Posted on: 29 March 2017
When you stop making payments on your auto loan, the bank will typically take the vehicle back (i.e., repossession). Unfortunately, your obligation to pay the loan may not end there. If the bank sells the vehicle for less than the balanced owed on your account, you will continue to be liable for the difference. Here are two things you can do to eliminate a deficiency balance after your car or truck has been repossessed.
Fight Back in Court
If the lender sues you in court for the balance owed on your loan, there are three defenses you can invoke to invalidate its claim:
- The statute of limitations has run out
- The lender didn't sell the vehicle in a commercially reasonable manner
- The lender broke the law when obtaining the vehicle
Every state puts a time limit on how long people have to sue for contract breaches called the statute of limitations. In Florida, for instance, plaintiffs have five years to sue for damages. If they don't pursue their legal options in that time frame, they lose the right to do so forever. The clock typically starts when the breach occurs (e.g. when you stopped making payments), so research what the limitation is in your state and use this defense if enough time has passed.
Although lenders aren't required to sell repossessed vehicles for the highest amount possible, they must use commercially reasonable means to find new buyers. What this means exactly can vary between courts, but generally lenders must sell the vehicle in a way that makes more likely a buyer will purchase it. Selling the vehicle at an auction is considered commercially viable, while simply setting the car in someone's driveway with a sign on it may not be, for instance. Failure to adhere to this requirement may cause the bank to lose its right to collect any balance owed.
Lastly, lenders cannot breach the peace when taking possession of the vehicle. For instance, the recovery agents can't threaten or assault you for the keys and they can't break into your garage to get the car. Any type of illegal behavior will typically invalidate the lender's claim to the deficiency balance.
The second option for eliminating a deficiency balance is to file for bankruptcy. This is a good choice if your debts outpace your earnings and you want to get a fresh start. A chapter 7 bankruptcy will wipe out your obligation to pay the remainder of the loan, while a chapter 13 lets you pay the balance off over time. Additionally, the bankruptcy won't hinder your ability to get another vehicle in the future, though you may be charged higher interests rates for the auto loan.

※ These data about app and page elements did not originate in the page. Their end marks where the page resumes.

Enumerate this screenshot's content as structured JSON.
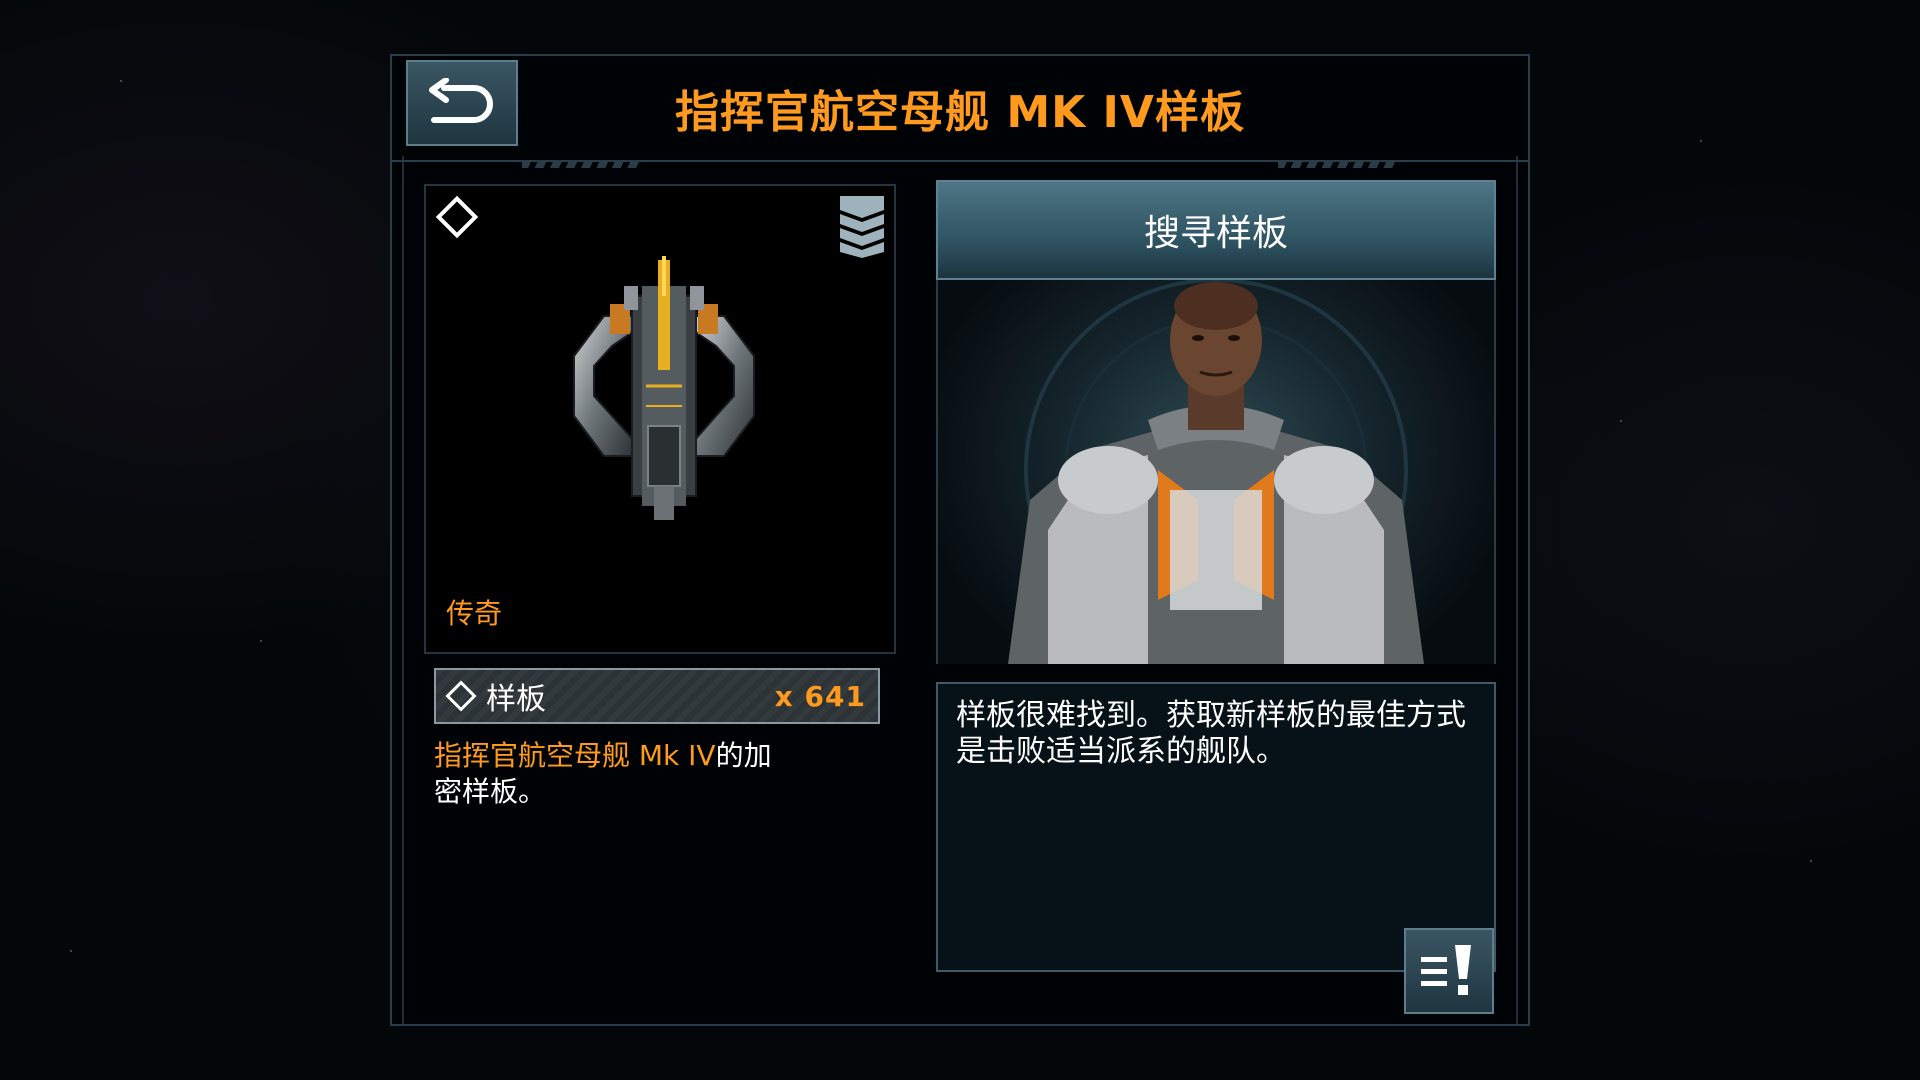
{
  "header": {
    "title": "指挥官航空母舰 MK IV样板",
    "back_icon": "back-arrow-icon"
  },
  "item": {
    "rarity": "传奇",
    "count_label": "样板",
    "count_value": "x 641",
    "desc_highlight": "指挥官航空母舰 Mk IV",
    "desc_rest": "的加密样板。"
  },
  "search": {
    "title": "搜寻样板",
    "info": "样板很难找到。获取新样板的最佳方式是击败适当派系的舰队。"
  },
  "colors": {
    "accent": "#ff9a1e",
    "button": "#2f4a55",
    "panel_border": "#2a3c48"
  }
}
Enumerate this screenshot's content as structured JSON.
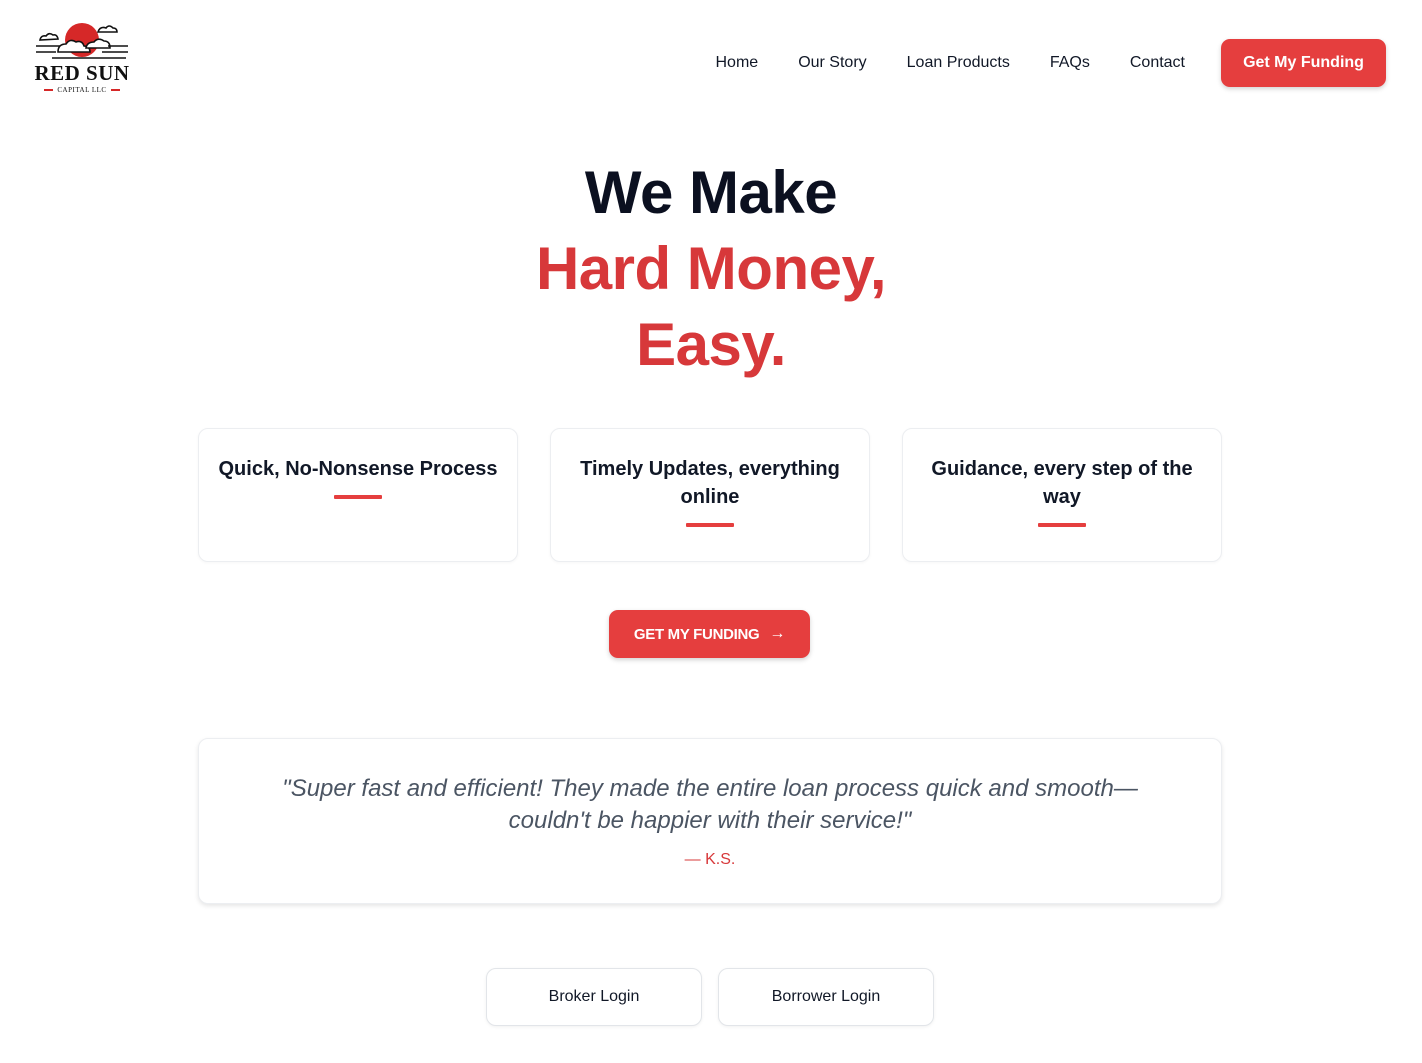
{
  "brand": {
    "name": "RED SUN",
    "subtitle": "CAPITAL LLC",
    "logo_icon": "red-sun-clouds-logo",
    "accent_color": "#e53e3e"
  },
  "nav": {
    "links": [
      "Home",
      "Our Story",
      "Loan Products",
      "FAQs",
      "Contact"
    ],
    "cta_label": "Get My Funding"
  },
  "hero": {
    "line1": "We Make",
    "line2": "Hard Money,",
    "line3": "Easy."
  },
  "features": [
    {
      "title": "Quick, No-Nonsense Process"
    },
    {
      "title": "Timely Updates, everything online"
    },
    {
      "title": "Guidance, every step of the way"
    }
  ],
  "cta": {
    "label": "GET MY FUNDING",
    "icon": "arrow-right-icon"
  },
  "testimonial": {
    "quote": "\"Super fast and efficient! They made the entire loan process quick and smooth—couldn't be happier with their service!\"",
    "author": "— K.S."
  },
  "logins": {
    "broker_label": "Broker Login",
    "borrower_label": "Borrower Login"
  }
}
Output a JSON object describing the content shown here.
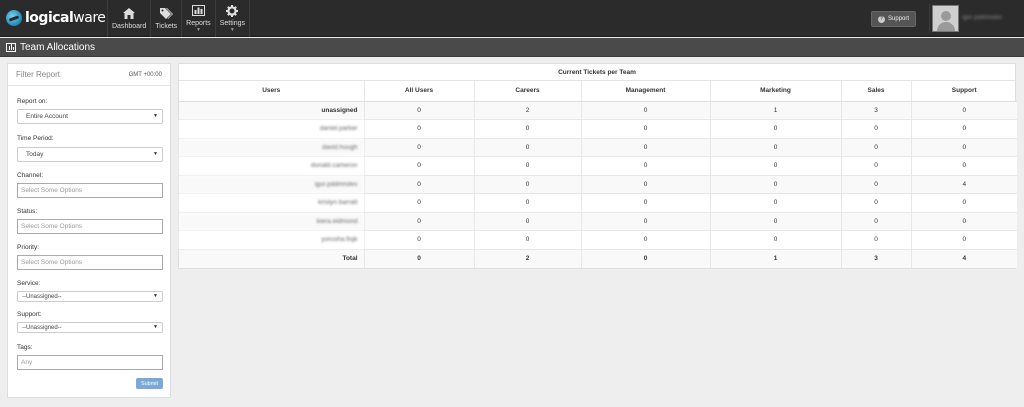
{
  "brand": {
    "logo_bold": "logical",
    "logo_light": "ware"
  },
  "nav": [
    {
      "label": "Dashboard",
      "icon": "home-icon"
    },
    {
      "label": "Tickets",
      "icon": "tags-icon"
    },
    {
      "label": "Reports",
      "icon": "bar-chart-icon",
      "caret": "▼"
    },
    {
      "label": "Settings",
      "icon": "gear-icon",
      "caret": "▼"
    }
  ],
  "header": {
    "support_label": "Support",
    "user_name": "Igor pddmndes"
  },
  "page": {
    "title": "Team Allocations"
  },
  "filter": {
    "title": "Filter Report",
    "timezone": "GMT +00:00",
    "report_on_label": "Report on:",
    "report_on_value": "Entire Account",
    "time_period_label": "Time Period:",
    "time_period_value": "Today",
    "channel_label": "Channel:",
    "channel_placeholder": "Select Some Options",
    "status_label": "Status:",
    "status_placeholder": "Select Some Options",
    "priority_label": "Priority:",
    "priority_placeholder": "Select Some Options",
    "service_label": "Service:",
    "service_value": "--Unassigned--",
    "support_label": "Support:",
    "support_value": "--Unassigned--",
    "tags_label": "Tags:",
    "tags_placeholder": "Any",
    "submit_label": "Submit"
  },
  "report": {
    "title": "Current Tickets per Team",
    "columns": [
      "Users",
      "All Users",
      "Careers",
      "Management",
      "Marketing",
      "Sales",
      "Support"
    ],
    "rows": [
      {
        "user": "unassigned",
        "values": [
          "0",
          "2",
          "0",
          "1",
          "3",
          "0"
        ]
      },
      {
        "user": "daniel.parker",
        "values": [
          "0",
          "0",
          "0",
          "0",
          "0",
          "0"
        ]
      },
      {
        "user": "david.hough",
        "values": [
          "0",
          "0",
          "0",
          "0",
          "0",
          "0"
        ]
      },
      {
        "user": "donald.cameron",
        "values": [
          "0",
          "0",
          "0",
          "0",
          "0",
          "0"
        ]
      },
      {
        "user": "igor.pddmndes",
        "values": [
          "0",
          "0",
          "0",
          "0",
          "0",
          "4"
        ]
      },
      {
        "user": "kristyn.barratt",
        "values": [
          "0",
          "0",
          "0",
          "0",
          "0",
          "0"
        ]
      },
      {
        "user": "kiera.eidmond",
        "values": [
          "0",
          "0",
          "0",
          "0",
          "0",
          "0"
        ]
      },
      {
        "user": "yorusha.fisjk",
        "values": [
          "0",
          "0",
          "0",
          "0",
          "0",
          "0"
        ]
      }
    ],
    "total": {
      "label": "Total",
      "values": [
        "0",
        "2",
        "0",
        "1",
        "3",
        "4"
      ]
    }
  }
}
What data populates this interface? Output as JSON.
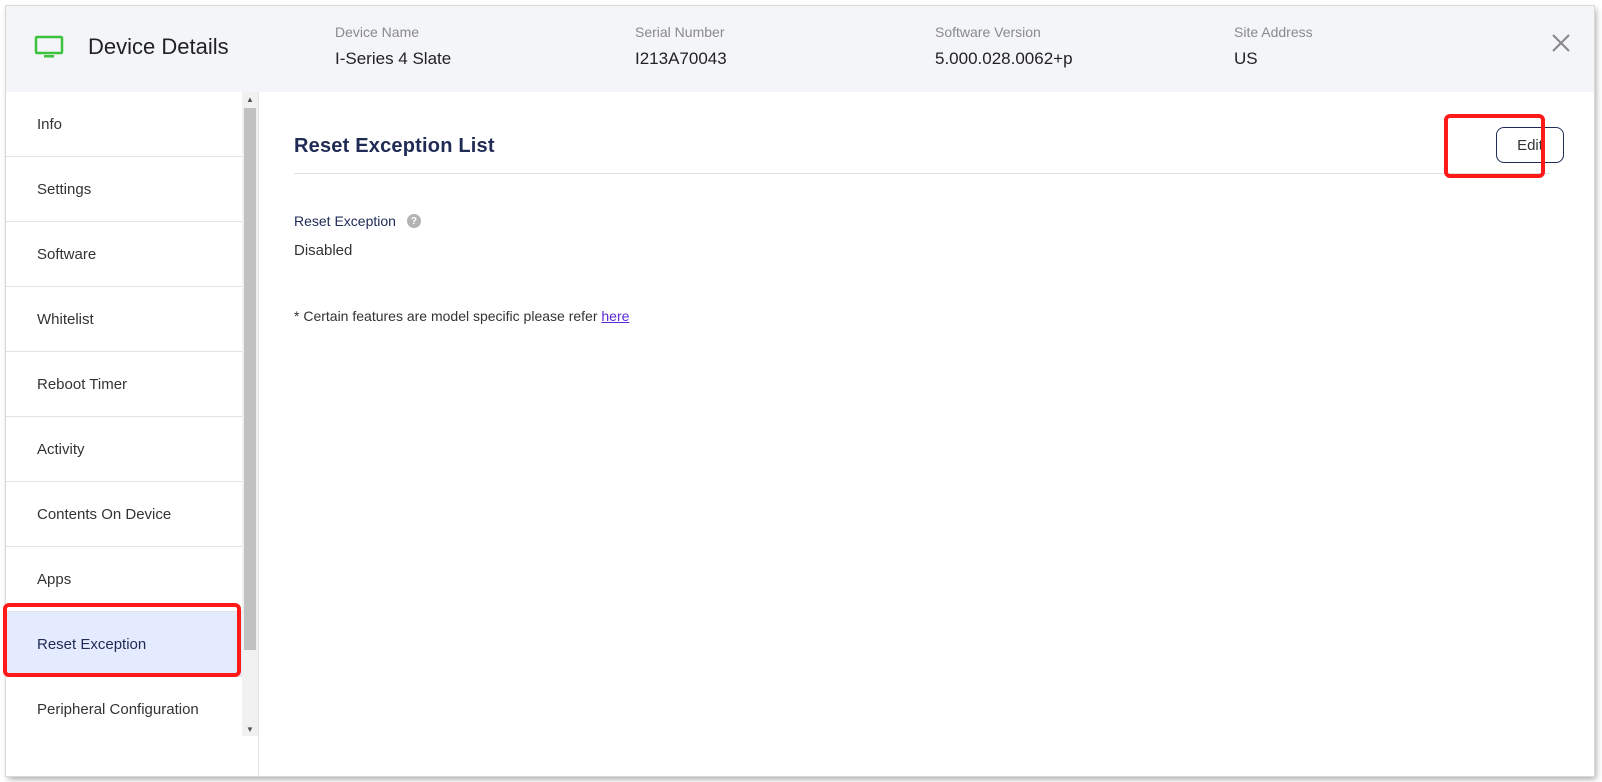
{
  "header": {
    "title": "Device Details",
    "icon": "monitor-icon",
    "accent_color": "#3cc23c",
    "fields": [
      {
        "label": "Device Name",
        "value": "I-Series 4 Slate"
      },
      {
        "label": "Serial Number",
        "value": "I213A70043"
      },
      {
        "label": "Software Version",
        "value": "5.000.028.0062+p"
      },
      {
        "label": "Site Address",
        "value": "US"
      }
    ]
  },
  "sidebar": {
    "items": [
      {
        "label": "Info"
      },
      {
        "label": "Settings"
      },
      {
        "label": "Software"
      },
      {
        "label": "Whitelist"
      },
      {
        "label": "Reboot Timer"
      },
      {
        "label": "Activity"
      },
      {
        "label": "Contents On Device"
      },
      {
        "label": "Apps"
      },
      {
        "label": "Reset Exception",
        "active": true
      },
      {
        "label": "Peripheral Configuration"
      }
    ]
  },
  "main": {
    "section_title": "Reset Exception List",
    "edit_label": "Edit",
    "field": {
      "label": "Reset Exception",
      "value": "Disabled"
    },
    "note_text": "* Certain features are model specific please refer ",
    "note_link": "here"
  },
  "colors": {
    "highlight": "#ff1a1a",
    "active_item_bg": "#e4ebff",
    "title_color": "#1f2b55",
    "link_color": "#5a2bd6"
  }
}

It's best to consult with a debt relief attorney like Clinger Richard S about these and other options for avoiding a deficiency balance.Share